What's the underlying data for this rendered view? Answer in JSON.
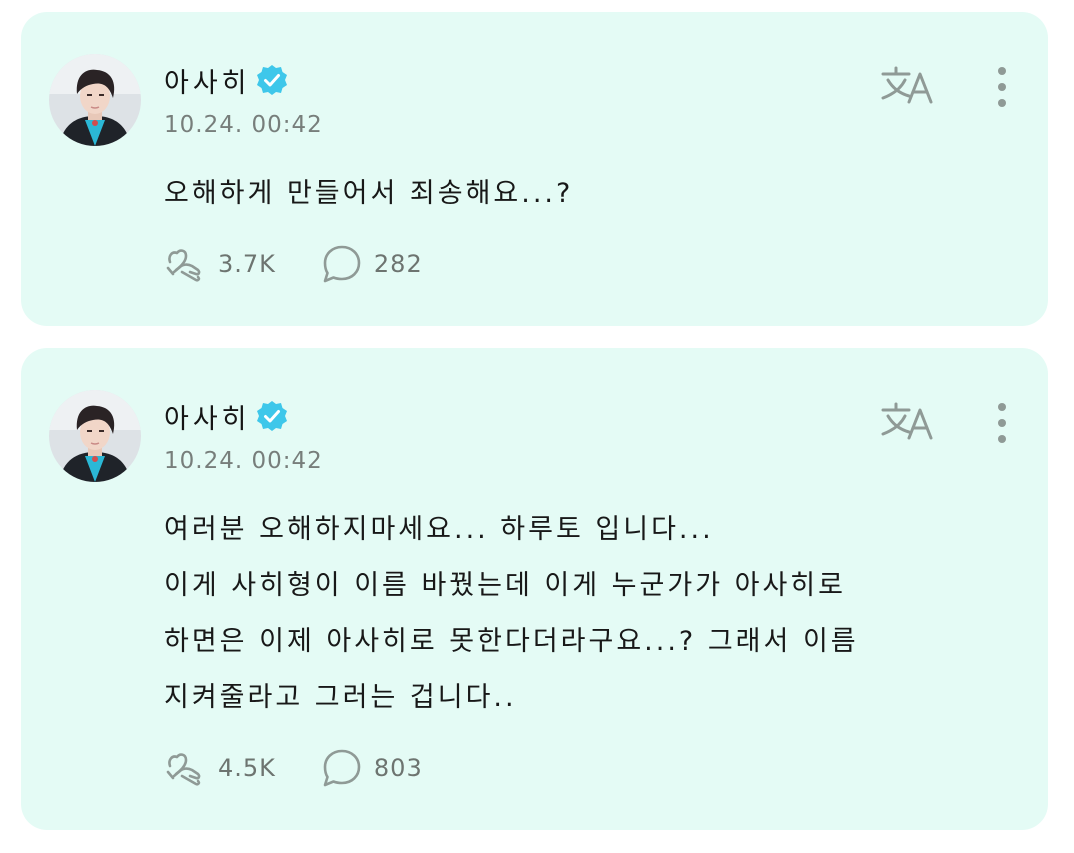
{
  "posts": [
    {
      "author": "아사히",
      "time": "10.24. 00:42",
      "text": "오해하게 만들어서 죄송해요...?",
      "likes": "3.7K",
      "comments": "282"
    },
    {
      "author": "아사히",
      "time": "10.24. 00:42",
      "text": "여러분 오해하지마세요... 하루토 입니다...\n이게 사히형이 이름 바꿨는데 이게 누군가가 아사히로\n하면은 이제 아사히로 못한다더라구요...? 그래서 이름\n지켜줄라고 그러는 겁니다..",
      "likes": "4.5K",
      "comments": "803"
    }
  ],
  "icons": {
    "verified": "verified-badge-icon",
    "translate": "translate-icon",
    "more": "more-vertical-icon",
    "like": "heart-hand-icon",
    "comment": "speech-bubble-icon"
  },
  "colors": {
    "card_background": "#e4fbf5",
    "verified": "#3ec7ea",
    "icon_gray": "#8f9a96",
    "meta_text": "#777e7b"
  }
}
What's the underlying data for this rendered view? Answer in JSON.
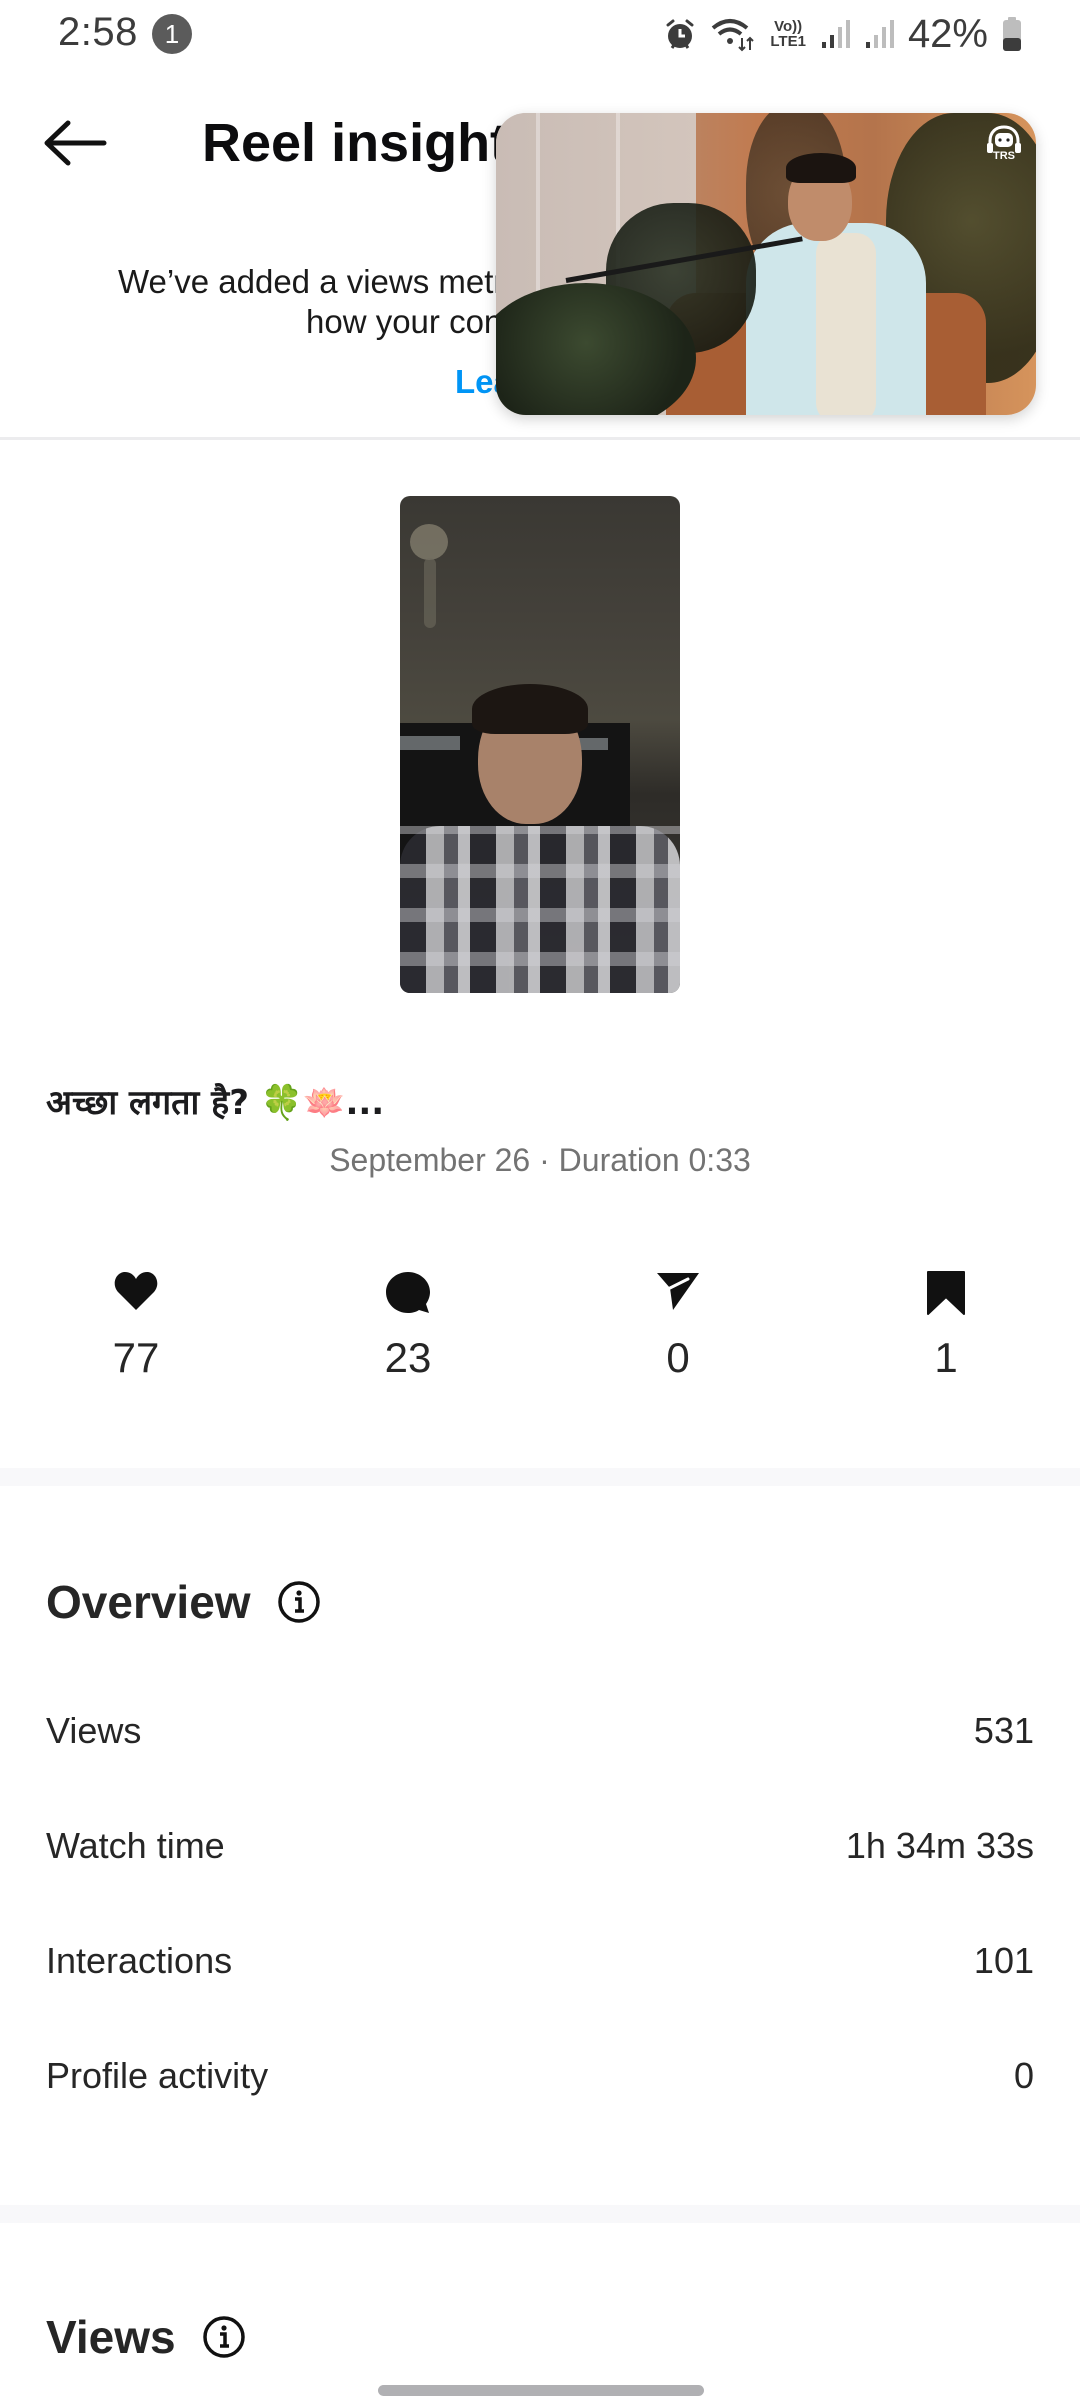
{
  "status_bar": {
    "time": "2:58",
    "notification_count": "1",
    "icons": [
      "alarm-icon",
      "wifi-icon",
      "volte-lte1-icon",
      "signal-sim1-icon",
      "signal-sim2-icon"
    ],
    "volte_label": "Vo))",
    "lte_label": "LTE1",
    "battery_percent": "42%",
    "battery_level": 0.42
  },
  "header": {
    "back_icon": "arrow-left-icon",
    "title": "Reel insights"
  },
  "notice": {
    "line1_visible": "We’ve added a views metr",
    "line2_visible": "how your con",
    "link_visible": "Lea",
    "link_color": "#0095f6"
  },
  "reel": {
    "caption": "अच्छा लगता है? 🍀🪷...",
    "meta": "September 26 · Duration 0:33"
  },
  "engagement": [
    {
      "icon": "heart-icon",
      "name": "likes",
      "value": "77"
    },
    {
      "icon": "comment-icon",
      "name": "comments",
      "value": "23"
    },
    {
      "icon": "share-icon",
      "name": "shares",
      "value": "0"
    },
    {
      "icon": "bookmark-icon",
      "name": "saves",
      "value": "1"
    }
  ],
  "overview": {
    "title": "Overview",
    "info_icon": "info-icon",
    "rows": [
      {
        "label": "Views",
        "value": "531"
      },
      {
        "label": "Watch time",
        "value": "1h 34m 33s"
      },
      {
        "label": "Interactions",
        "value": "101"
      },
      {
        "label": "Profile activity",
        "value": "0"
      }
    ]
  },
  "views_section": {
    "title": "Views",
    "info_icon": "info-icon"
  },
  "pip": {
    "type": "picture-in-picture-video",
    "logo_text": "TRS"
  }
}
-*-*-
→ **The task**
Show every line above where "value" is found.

→ **Your response**
      "value": "77"
      "value": "23"
      "value": "0"
      "value": "1"
        "value": "531"
        "value": "1h 34m 33s"
        "value": "101"
        "value": "0"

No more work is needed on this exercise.